(Website and app data records)
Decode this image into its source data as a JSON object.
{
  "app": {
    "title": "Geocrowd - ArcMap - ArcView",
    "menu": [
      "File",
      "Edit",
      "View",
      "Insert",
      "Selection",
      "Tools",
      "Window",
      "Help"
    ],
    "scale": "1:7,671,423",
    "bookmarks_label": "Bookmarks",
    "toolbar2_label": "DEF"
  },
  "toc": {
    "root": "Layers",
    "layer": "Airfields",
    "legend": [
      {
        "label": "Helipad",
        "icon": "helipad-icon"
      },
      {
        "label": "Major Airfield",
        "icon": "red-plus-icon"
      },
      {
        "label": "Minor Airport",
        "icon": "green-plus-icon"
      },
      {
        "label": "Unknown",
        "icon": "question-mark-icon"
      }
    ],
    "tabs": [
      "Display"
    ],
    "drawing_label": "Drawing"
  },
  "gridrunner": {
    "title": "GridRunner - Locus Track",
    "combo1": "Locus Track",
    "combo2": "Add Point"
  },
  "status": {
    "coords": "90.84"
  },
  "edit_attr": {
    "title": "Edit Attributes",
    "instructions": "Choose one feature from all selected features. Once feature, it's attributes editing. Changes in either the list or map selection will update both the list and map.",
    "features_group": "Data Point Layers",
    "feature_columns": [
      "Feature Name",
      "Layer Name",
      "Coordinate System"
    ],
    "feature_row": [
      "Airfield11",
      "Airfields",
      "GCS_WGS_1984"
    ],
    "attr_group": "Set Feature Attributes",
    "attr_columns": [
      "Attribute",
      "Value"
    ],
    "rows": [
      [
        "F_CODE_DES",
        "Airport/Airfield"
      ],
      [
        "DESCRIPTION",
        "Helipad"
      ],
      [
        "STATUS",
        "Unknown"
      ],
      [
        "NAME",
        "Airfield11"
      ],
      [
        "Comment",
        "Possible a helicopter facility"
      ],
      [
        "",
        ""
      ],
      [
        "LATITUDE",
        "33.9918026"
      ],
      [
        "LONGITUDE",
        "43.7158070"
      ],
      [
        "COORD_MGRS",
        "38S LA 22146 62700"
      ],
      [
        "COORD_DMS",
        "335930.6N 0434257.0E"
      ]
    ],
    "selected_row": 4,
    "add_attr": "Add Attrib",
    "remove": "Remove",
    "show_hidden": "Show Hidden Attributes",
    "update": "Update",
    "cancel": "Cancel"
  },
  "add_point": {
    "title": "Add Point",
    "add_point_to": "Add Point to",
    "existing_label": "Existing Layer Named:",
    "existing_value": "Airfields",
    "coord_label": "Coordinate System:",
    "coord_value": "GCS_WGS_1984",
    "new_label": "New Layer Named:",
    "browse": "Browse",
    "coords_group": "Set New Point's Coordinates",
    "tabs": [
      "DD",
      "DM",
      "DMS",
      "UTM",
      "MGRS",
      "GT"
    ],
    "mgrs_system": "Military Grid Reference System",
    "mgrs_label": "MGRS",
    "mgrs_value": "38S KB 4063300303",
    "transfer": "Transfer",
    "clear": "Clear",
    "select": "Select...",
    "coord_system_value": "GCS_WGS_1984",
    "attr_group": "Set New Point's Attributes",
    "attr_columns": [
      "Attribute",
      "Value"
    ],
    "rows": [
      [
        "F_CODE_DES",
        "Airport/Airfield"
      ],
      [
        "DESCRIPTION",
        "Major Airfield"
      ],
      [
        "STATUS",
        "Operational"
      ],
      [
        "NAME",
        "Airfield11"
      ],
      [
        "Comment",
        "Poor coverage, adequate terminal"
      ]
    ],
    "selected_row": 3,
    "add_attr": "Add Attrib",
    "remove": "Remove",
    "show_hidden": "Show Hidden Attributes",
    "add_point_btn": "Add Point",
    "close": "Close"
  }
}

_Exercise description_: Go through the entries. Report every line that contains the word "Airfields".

_Written response_:
    "layer": "Airfields",
      "Airfields",
    "existing_value": "Airfields",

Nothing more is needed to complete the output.